The district court's order denying permanent injunctive relief is reversed. This case is remanded with instructions to grant the Secretary's application for an injunction against future violations.
Reversed and remanded.
Rule 18, 5 Cir.; See Isbell Enterprises, Inc. v. Citizens Casualty Company of New York et al., 5 Cir. 1970, 431 F.2d 409, Part I
The district court found:
"Most of these workers, though bordering on illiteracy, were not afforded a reasonable opportunity to examine the papers. Few were actually told what the release form and check really were, and, in fact, some were affirmatively misinformed by the defendant as to the nature of the transaction. The instruments were presented to many of them reverse side up or folded over so as to further obscure their actual content. One receipt was dispatched by mail without an accompanying check to a former employee who signed it in the apparently misplaced reliance that the defendant would ultimately pay him the back wages shown due on the receipt. In summary, most of these employees were not aware of the true nature of the receipts and certainly did not intend by their signature to 'release' their legitimate claim to back wages." (Emphasis added).

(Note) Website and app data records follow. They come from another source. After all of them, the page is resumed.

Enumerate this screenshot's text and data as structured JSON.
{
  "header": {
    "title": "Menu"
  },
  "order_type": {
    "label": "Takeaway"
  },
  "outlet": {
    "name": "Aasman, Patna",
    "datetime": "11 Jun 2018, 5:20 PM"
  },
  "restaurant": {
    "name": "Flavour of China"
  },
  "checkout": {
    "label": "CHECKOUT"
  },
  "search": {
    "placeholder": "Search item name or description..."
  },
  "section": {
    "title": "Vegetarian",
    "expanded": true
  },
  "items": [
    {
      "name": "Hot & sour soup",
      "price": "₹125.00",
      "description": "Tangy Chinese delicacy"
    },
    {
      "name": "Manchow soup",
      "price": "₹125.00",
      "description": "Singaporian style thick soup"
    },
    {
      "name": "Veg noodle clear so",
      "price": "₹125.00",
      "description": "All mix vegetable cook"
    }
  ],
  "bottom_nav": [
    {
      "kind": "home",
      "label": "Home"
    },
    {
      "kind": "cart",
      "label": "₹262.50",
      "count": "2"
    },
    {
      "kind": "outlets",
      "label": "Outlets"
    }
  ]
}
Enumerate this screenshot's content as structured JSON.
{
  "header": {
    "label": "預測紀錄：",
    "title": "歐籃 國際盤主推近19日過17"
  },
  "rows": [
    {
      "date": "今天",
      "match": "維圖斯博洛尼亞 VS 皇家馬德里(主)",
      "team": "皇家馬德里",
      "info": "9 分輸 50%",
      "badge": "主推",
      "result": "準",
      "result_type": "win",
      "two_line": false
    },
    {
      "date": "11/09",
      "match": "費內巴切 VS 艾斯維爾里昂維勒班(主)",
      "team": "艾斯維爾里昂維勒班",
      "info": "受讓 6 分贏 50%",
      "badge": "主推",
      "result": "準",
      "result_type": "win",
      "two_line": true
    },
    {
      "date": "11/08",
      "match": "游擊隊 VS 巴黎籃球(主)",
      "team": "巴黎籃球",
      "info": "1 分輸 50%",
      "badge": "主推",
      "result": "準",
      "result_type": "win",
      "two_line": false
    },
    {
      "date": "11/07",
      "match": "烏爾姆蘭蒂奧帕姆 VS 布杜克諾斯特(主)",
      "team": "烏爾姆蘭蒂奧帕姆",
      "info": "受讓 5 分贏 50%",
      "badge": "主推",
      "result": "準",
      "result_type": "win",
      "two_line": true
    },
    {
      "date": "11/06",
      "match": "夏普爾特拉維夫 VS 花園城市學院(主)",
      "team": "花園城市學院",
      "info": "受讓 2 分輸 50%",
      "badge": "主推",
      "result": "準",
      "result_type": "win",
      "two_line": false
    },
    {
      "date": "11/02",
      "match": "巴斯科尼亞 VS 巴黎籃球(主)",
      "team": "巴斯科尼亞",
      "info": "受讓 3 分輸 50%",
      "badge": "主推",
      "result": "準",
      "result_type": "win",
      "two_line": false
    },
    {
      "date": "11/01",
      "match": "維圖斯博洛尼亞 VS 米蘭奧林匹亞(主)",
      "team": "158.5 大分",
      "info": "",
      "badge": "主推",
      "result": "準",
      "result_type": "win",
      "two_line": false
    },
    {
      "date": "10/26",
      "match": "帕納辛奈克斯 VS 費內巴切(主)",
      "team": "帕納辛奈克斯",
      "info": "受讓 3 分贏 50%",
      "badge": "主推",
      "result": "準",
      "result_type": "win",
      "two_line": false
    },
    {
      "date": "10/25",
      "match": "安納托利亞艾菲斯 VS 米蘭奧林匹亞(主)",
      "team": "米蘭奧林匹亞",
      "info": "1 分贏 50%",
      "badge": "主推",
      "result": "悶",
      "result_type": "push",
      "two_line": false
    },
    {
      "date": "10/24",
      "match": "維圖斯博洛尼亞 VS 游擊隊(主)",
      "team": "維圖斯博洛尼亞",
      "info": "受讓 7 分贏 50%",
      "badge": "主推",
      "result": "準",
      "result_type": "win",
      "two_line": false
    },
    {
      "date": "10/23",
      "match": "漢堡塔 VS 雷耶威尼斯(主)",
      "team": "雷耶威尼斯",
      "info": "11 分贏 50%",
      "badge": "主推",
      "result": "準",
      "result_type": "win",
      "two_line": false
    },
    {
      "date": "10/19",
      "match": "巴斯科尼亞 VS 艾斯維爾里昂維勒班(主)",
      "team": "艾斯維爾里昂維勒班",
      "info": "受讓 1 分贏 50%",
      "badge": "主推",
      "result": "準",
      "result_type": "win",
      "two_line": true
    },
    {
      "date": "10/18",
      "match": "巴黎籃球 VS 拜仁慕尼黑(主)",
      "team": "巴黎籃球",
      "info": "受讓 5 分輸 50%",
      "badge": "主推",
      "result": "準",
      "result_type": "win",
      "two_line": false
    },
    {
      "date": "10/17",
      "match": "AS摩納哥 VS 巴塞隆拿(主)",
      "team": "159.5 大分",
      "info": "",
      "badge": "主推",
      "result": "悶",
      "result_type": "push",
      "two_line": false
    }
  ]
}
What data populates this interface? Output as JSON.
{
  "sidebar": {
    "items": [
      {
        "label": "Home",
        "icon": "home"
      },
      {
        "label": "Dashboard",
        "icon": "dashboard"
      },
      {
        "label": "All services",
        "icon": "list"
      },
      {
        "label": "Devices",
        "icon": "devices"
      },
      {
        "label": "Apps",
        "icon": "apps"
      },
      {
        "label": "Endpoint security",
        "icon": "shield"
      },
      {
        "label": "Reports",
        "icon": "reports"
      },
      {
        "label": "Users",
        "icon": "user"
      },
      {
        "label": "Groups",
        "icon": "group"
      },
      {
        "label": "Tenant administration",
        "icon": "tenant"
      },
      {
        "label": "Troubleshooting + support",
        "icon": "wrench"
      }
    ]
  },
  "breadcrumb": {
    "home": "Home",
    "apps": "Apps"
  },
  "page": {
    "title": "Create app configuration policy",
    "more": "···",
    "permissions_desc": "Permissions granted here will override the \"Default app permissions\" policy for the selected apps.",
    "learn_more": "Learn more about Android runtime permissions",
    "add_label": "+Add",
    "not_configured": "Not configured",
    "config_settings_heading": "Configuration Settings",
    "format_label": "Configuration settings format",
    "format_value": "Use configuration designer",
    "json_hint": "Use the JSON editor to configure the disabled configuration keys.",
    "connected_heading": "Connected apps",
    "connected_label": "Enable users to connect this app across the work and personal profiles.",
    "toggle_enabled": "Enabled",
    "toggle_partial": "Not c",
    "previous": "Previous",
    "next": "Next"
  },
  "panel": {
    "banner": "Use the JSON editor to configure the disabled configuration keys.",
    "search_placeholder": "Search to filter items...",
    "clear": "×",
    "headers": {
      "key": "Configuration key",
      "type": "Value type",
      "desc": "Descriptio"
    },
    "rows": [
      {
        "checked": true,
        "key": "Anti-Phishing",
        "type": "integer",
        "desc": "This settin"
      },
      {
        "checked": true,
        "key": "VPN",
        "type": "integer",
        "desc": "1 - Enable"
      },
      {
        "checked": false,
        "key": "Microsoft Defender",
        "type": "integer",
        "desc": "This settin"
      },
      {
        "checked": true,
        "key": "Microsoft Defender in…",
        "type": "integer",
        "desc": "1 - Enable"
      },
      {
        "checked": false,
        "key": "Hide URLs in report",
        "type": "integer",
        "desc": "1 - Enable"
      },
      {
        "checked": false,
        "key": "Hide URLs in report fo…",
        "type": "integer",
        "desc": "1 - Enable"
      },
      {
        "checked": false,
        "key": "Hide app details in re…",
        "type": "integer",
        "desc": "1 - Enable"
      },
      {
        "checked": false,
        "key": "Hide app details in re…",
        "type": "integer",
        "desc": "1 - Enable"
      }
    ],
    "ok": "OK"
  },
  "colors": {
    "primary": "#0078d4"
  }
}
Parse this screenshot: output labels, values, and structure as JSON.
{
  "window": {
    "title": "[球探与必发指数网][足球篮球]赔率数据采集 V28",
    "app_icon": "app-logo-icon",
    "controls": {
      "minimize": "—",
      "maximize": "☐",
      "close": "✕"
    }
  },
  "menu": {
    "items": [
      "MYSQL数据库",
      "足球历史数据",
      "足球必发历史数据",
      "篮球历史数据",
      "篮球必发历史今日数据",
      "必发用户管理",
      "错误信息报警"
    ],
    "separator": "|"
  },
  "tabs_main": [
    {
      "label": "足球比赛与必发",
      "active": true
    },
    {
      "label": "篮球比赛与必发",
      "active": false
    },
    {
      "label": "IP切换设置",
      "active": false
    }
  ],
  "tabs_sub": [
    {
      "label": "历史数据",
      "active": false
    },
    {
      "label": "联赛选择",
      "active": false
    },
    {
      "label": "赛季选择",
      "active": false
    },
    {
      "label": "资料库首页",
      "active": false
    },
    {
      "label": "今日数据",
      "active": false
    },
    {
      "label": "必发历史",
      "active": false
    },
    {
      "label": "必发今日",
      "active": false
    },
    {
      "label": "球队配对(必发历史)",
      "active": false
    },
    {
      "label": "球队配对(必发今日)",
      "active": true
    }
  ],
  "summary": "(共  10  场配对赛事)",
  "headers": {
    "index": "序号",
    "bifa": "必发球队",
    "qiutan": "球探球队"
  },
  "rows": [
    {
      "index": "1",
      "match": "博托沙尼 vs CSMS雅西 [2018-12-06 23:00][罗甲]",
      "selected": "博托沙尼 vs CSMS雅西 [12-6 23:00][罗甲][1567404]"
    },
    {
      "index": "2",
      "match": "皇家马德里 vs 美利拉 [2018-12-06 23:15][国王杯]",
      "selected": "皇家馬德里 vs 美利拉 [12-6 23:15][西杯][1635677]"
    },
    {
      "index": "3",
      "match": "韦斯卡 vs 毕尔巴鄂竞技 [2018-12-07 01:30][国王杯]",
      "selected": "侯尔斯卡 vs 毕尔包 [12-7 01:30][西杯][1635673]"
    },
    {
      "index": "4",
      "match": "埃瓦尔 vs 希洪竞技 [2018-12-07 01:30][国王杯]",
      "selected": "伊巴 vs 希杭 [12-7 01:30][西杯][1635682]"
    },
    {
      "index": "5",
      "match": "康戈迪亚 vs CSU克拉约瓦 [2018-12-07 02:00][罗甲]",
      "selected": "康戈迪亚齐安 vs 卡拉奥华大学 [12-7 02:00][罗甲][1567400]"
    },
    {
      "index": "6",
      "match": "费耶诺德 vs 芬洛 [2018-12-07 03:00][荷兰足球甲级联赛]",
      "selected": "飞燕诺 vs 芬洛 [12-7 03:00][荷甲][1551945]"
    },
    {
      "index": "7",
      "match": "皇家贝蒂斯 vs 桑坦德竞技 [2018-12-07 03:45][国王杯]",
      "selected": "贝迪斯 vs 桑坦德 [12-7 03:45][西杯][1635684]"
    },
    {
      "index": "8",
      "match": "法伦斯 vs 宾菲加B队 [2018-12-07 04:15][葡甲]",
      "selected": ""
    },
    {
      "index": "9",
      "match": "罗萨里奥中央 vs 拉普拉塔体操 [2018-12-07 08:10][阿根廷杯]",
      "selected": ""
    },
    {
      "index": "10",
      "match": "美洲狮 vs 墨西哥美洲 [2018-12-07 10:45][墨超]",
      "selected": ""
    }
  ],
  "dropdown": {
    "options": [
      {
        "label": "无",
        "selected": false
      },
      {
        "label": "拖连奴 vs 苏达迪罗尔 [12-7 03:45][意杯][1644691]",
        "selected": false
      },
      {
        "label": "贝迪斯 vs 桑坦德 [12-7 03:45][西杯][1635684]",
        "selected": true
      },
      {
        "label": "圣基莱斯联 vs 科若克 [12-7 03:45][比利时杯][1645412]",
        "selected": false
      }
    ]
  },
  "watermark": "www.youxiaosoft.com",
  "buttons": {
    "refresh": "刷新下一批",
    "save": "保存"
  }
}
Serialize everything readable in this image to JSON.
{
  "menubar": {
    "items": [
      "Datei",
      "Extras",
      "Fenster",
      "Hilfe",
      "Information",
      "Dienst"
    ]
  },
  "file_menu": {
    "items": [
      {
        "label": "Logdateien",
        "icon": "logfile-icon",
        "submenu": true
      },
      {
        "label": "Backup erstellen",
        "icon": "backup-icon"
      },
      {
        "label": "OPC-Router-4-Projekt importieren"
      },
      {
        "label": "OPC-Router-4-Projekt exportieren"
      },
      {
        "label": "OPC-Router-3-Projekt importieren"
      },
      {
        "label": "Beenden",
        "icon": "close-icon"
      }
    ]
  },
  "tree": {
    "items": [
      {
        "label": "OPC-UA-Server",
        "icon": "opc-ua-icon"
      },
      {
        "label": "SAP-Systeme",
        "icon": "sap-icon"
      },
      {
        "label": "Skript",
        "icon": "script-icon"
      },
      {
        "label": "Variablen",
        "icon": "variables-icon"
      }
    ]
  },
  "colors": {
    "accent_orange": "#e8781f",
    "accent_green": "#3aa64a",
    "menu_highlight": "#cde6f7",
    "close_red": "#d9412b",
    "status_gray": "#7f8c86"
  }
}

In the case of the one employee found to have been in debt to Davis, the lower court found that those debts did not equal the amounts withheld from the back wages covered by the receipt
The burden on the Wage and Hour Division investigators is evident from the fact that in 1970 the coverage of the FLSA extended to over forty-six million employees and two million employers. Hodgson v. Ricky Fashions, 5 Cir. 1970, 434 F.2d 1261, 1263, n. 2. Further, the coverage of the Act was extended in 1974 to include 3.4 million state and local government employees. 1974 Amendments to the Fair Labor Standards Act, Pub. Law 93-259, 88 Stat. 55